For example, I start to fight, if I see that the challenge is way too much in terms of enemies I transform into the Raven, fly in a circle and reengage with the fight, or I infiltrate into a location with assassination from the Raven form and then immediately after that, transforming to a Musphel and disappear among their lines.
So it gives me a lot of empowerment and I feel really like a God shapeshifting. There are other people in the team that play differently. And I am sure that a lot of players will find various ways to change these powers and come up with really inventive ways to progress further. For exploration, you can traverse the world in a very efficient way. You can access certain places where you never managed before. You need to observe the world and explore it, and this will lead you to discoveries that will reward you. These new powers expand the way you interact with the world and how you explore and discover cool stuff.
Of course, stealth is also enhanced and expanded because you have the power of Jotunheim and Muspelheim, which allows you to blend socially blend with these places which is very much appreciated as well.
PowerUp! – Because there’s so much research and because there’s so much effort that you put into finding the mythology and finding the poetry, is there any chance that we’ll see a Discovery Tour for Dawn of Ragnarok?
Lozanov – For year two, we will receive seasonal content that you can expect together with Dawn of Ragnarok for the whole year. For Discovery Tour, we can’t share more information at the moment.
PowerUp! – How big of an expansion is Dawn of Ragnarok? How big is the story? How much time can people spend in this world?
Lozanov – It is difficult to estimate for every single person, and player, because we have a very wide spectrum of different players.

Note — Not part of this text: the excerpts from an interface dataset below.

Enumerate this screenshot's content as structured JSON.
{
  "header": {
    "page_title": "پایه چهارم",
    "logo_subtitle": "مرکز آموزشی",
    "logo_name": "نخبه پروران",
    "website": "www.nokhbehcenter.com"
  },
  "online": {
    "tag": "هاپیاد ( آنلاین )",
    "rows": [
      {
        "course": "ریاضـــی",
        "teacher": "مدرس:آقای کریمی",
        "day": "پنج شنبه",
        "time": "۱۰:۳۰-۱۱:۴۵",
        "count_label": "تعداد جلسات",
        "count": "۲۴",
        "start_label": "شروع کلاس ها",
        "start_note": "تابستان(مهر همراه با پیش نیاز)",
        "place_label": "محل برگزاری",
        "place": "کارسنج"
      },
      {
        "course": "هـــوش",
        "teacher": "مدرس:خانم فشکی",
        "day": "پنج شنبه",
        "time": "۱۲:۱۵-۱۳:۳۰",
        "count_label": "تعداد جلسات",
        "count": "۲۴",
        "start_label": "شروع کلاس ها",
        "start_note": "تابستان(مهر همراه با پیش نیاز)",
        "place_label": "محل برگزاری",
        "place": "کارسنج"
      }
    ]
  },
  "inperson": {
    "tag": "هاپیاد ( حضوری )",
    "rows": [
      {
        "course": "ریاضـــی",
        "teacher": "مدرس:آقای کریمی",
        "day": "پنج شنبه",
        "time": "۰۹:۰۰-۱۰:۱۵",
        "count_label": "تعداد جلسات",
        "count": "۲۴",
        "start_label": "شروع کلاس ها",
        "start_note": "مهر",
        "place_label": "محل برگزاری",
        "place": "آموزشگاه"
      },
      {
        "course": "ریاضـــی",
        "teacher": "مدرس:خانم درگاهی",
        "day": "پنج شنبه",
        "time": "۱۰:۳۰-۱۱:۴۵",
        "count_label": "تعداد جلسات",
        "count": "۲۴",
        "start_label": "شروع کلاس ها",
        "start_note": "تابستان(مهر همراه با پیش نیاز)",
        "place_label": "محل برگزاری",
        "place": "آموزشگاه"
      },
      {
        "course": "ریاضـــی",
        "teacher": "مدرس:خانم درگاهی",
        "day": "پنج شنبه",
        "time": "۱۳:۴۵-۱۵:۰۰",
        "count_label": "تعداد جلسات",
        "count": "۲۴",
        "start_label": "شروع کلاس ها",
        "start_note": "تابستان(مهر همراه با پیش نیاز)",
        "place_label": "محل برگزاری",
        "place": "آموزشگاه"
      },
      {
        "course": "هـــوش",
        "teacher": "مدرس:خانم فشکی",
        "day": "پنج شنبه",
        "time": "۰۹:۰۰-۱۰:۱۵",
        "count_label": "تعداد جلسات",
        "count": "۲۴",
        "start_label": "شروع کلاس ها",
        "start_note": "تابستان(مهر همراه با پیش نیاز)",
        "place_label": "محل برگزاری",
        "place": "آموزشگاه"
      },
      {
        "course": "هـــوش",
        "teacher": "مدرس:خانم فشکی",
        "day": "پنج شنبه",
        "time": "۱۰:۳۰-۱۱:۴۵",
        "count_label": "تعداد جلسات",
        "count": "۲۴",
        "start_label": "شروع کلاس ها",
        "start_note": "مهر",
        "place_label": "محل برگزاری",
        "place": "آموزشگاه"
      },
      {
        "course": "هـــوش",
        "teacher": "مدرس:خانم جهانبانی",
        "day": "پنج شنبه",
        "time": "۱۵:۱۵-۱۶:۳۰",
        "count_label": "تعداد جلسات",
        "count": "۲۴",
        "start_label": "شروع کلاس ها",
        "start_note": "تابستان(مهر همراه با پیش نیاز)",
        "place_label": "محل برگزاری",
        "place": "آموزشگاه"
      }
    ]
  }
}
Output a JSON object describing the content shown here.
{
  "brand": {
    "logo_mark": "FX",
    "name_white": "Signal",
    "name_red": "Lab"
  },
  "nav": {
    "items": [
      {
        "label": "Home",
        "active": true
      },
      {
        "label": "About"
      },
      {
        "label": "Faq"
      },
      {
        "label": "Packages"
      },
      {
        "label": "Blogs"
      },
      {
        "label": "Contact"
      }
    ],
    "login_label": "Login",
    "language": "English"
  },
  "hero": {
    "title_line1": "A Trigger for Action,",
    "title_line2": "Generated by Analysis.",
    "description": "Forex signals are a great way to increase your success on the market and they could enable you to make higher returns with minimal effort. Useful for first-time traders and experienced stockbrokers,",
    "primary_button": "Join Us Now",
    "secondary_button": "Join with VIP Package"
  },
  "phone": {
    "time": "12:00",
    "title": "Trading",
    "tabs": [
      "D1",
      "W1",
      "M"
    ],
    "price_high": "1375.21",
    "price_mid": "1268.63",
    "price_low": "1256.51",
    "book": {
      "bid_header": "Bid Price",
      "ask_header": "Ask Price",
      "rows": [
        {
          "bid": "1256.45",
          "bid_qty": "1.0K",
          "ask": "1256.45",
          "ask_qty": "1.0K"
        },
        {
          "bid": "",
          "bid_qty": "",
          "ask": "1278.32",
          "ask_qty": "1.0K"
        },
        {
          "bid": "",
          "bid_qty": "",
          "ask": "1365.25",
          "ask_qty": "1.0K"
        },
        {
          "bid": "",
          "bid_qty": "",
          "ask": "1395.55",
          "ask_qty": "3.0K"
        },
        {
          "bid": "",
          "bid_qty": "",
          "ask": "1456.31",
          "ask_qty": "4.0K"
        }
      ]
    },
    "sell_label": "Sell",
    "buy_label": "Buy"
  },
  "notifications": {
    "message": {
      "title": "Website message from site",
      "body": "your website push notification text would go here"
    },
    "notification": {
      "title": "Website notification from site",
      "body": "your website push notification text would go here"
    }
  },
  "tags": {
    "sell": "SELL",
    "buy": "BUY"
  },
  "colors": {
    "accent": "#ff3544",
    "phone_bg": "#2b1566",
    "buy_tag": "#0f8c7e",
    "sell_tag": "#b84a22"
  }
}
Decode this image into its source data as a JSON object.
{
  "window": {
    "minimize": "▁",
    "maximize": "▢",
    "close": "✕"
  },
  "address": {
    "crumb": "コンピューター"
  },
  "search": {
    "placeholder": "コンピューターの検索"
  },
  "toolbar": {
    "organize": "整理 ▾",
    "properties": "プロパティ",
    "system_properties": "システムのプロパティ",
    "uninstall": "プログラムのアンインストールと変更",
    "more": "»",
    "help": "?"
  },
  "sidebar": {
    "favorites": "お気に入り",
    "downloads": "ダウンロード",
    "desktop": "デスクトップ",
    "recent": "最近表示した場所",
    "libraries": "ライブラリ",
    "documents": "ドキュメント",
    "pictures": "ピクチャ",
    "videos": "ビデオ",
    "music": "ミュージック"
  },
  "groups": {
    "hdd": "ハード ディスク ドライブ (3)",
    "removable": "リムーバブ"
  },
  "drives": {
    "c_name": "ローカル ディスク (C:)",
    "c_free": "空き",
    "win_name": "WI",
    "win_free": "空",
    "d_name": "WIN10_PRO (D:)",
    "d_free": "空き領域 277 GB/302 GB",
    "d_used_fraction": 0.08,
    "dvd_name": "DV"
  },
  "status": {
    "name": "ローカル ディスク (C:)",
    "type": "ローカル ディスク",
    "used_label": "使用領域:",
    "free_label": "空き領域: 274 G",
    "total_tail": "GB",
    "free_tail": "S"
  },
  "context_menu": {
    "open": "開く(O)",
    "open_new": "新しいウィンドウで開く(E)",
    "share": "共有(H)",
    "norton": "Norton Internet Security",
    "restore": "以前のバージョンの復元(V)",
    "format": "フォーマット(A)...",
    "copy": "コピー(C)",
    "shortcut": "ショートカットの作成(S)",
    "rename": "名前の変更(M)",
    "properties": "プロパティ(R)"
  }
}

On average, the content that players will receive with Dawn of Ragnarok is more than 35 hours. A good chunk of this is the main storyline that leads the players on this potential journey for him to find his son. There are a number of locations that you can discover that are not part of the narrative and you can find a lot of secrets.
There are some world events that you will stumble upon and they will show you what is the daily life of the dwarves and how their life was affected by the invasion of Musphels. There is a lot of things to be discovered. For many players the content will be a lot because there is a lot of cool things to enjoy and to discover. There’s a lot of scenery to admire and to be taken as photos with the photo mode.
PowerUp! – Does anything that you’ve built in Dawn of Ragnarok bleed back into the main game? Different features or story elements?
Lozanov – Players will be able to take weapons and gear sets from Svartalfheim in England and other expansions as well. The Hugr-Rip won’t be able to be taken out of Svartalfheim because we wanted to be very consistent with the whole narrative and not interfere with the narrative of the main in games. Because it happens after those events, you can’t take it out.
The abilities and the skills that come with Dawn of Ragnarok can be used as well in England and the other expansions. But in Svartalfheim they will be a bit more powerful. They will hear this mythological treatment over them as well. For the most dedicated players who spent a lot of time in Valhalla, there will be a small surprise in the settlement as well, which will reward them into Svartalfheim.
PowerUp! – Given that there’s a lot of shapeshifting with Odin and disappearing into the crowd, do you think we can have multiplayer again?
Lozanov– This is something that I can’t share any more information of what you know until now. I know that people are very curious and our players are super curious as well. That’s why we love them so much, but they are some questions that I can’t answer.
Thanks to Creative Director Mikhail Lozanov for his time.
Assassin’s Creed Valhalla Dawn of Ragnarok will be available on on March 10, 2022.